*Task statement*
The response must consist of each line in the listing that has the word "number" in it.

*Given entries*
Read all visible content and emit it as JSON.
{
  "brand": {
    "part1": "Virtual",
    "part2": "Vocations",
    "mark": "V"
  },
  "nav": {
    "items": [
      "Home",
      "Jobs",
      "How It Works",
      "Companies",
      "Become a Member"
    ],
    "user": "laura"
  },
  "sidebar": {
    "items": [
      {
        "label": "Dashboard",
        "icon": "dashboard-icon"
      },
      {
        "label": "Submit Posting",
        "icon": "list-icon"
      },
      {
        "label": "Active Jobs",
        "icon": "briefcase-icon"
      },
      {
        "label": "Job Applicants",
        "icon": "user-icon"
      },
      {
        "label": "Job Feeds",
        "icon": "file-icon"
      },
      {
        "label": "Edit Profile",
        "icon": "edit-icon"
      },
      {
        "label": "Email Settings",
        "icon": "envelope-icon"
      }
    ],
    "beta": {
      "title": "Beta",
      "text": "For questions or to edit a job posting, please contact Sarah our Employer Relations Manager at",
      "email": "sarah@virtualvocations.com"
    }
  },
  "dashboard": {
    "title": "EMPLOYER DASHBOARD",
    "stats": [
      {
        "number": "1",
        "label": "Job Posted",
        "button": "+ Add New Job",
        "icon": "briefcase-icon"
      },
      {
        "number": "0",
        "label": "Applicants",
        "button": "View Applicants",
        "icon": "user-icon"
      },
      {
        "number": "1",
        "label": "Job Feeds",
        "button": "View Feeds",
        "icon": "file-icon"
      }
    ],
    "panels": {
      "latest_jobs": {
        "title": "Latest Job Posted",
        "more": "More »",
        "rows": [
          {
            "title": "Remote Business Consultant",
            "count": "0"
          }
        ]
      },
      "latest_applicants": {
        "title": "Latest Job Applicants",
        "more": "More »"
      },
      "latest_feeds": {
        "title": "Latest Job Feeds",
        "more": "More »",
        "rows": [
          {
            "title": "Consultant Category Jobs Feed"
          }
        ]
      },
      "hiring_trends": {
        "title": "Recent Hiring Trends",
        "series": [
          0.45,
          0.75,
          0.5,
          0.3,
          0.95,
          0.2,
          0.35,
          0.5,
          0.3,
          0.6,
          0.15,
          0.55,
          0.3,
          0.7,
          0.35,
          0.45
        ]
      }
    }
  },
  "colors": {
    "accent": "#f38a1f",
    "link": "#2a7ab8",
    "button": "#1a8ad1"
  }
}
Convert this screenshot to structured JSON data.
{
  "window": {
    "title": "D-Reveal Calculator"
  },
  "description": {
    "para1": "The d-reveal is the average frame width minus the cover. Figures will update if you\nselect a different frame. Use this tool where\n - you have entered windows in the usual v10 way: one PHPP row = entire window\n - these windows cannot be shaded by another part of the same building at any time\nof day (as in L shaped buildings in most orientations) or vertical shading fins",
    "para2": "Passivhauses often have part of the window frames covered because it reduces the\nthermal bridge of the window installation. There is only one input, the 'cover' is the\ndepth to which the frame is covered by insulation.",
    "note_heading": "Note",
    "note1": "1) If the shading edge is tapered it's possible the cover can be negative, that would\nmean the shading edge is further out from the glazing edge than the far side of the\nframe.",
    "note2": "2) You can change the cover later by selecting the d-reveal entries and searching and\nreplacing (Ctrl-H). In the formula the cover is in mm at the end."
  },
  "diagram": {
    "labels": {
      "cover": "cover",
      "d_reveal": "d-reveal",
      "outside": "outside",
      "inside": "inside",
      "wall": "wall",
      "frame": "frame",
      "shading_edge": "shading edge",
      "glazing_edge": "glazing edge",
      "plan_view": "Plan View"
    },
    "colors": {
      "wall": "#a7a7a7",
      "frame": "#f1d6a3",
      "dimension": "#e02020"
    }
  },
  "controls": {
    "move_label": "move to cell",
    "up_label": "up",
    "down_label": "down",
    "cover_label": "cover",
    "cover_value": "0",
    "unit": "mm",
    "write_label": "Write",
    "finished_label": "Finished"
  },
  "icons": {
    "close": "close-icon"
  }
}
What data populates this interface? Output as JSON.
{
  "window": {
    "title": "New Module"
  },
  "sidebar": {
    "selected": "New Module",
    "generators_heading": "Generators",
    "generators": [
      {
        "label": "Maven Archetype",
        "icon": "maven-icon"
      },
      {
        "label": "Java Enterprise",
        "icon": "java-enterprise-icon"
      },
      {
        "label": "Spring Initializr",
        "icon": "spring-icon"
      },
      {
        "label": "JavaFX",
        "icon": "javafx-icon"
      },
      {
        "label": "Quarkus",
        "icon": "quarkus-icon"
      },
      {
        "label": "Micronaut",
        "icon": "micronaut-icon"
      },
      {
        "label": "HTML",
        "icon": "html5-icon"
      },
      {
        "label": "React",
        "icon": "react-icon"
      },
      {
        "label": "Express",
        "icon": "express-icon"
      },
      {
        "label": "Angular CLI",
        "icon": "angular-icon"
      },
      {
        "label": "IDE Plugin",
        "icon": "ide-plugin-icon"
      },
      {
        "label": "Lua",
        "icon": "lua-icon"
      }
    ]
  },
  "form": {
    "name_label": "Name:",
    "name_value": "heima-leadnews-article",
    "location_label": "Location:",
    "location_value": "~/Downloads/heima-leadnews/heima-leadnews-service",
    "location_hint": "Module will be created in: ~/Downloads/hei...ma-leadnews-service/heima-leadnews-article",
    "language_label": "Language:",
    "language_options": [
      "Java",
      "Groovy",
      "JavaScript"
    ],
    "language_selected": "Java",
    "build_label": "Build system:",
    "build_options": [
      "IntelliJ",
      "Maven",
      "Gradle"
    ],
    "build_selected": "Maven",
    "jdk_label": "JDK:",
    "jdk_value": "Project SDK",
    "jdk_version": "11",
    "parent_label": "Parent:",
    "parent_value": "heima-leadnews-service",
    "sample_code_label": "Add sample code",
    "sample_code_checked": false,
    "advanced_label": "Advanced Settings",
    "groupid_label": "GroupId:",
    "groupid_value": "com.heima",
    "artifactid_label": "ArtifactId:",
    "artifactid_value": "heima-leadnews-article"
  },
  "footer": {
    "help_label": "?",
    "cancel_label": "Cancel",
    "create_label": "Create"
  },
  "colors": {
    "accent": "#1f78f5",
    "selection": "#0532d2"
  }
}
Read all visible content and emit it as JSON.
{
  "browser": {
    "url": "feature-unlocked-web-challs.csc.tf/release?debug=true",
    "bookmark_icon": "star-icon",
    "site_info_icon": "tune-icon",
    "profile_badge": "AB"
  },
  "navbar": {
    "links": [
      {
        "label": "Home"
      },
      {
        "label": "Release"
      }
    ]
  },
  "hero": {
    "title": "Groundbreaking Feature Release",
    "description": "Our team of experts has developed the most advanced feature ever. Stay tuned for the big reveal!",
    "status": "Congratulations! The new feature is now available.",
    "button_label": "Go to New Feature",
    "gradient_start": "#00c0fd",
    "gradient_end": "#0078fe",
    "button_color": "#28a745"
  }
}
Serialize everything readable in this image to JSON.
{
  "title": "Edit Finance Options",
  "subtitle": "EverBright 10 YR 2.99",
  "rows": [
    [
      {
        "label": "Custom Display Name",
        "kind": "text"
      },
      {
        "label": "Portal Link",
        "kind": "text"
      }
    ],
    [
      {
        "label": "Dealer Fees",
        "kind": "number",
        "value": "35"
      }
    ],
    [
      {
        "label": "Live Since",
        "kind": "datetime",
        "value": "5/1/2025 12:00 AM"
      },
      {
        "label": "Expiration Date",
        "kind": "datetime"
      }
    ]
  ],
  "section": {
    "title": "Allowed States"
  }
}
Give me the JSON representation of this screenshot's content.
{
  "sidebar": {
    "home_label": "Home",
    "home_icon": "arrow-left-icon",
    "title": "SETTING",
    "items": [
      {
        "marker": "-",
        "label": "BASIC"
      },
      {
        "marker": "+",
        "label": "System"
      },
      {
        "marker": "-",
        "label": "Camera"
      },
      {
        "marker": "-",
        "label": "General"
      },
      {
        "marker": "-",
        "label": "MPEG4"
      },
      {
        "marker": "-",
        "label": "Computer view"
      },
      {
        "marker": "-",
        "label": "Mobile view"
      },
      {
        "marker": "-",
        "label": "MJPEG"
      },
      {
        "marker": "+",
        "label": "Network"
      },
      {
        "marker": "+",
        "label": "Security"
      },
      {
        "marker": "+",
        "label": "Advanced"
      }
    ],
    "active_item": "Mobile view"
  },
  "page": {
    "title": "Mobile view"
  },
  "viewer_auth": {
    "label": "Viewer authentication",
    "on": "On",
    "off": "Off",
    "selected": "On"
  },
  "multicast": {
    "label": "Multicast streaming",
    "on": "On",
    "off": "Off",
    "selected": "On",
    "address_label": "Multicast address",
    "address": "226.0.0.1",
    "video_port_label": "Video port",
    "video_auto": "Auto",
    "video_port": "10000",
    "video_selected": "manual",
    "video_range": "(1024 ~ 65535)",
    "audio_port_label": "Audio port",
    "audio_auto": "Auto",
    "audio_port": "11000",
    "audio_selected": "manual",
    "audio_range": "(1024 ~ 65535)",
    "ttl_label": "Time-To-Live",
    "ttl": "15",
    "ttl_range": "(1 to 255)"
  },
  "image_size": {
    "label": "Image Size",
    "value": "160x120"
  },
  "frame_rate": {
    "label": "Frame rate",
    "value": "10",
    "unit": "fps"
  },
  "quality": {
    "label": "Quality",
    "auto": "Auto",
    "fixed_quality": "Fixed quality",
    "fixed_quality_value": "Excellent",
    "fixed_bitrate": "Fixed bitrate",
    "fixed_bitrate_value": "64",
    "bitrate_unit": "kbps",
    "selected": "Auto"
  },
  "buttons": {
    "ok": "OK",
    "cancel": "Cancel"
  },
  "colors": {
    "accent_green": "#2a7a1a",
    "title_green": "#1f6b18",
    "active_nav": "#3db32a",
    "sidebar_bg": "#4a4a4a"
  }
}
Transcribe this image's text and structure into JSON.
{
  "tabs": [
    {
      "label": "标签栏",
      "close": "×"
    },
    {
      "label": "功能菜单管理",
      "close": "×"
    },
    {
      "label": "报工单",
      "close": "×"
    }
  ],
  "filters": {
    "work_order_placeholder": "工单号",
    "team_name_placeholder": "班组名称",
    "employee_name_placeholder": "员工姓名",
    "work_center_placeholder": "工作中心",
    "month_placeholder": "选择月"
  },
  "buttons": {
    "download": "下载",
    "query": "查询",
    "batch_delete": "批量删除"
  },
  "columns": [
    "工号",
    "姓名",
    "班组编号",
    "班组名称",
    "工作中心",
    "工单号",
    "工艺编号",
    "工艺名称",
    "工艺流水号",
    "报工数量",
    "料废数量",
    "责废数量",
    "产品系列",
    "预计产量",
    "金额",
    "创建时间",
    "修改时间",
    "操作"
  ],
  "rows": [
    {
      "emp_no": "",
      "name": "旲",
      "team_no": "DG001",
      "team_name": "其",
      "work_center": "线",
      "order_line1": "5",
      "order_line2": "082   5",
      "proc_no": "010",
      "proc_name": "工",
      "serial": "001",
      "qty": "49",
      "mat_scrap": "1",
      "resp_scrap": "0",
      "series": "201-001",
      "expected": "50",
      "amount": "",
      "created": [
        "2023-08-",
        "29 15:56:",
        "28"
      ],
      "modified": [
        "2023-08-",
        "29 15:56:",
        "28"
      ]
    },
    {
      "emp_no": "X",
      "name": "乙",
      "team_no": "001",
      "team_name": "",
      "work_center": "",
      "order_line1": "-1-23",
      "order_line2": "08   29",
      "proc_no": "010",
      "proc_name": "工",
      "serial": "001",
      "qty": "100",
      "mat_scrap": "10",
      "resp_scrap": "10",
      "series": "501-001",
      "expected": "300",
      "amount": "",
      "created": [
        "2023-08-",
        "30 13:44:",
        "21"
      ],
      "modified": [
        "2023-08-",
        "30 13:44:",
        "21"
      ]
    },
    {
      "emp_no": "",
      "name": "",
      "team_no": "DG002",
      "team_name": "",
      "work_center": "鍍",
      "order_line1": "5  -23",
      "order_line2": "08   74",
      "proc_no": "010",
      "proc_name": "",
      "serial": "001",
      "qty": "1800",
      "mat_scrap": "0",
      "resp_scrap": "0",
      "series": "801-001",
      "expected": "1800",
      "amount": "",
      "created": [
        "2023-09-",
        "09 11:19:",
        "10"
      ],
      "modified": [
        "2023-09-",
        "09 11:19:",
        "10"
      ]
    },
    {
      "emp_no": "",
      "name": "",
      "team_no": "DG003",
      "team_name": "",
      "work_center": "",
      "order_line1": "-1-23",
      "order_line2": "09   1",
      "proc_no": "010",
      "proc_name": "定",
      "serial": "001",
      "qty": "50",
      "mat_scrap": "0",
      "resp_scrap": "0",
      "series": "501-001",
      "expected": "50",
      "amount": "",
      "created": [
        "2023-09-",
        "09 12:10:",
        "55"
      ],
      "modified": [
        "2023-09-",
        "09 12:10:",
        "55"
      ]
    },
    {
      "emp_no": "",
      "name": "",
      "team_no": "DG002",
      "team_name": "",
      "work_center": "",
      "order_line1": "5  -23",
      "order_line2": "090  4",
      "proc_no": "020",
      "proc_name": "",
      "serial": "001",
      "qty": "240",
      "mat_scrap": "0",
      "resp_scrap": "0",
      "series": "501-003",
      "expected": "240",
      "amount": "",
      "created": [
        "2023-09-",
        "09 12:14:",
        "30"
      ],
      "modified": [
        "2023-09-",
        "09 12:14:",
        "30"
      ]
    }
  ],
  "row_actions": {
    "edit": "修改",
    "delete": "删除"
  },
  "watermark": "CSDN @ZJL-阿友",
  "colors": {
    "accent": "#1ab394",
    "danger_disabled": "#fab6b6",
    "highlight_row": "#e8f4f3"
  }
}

*Written answer*
        "number": "1",
        "number": "0",
        "number": "1",
        "kind": "number",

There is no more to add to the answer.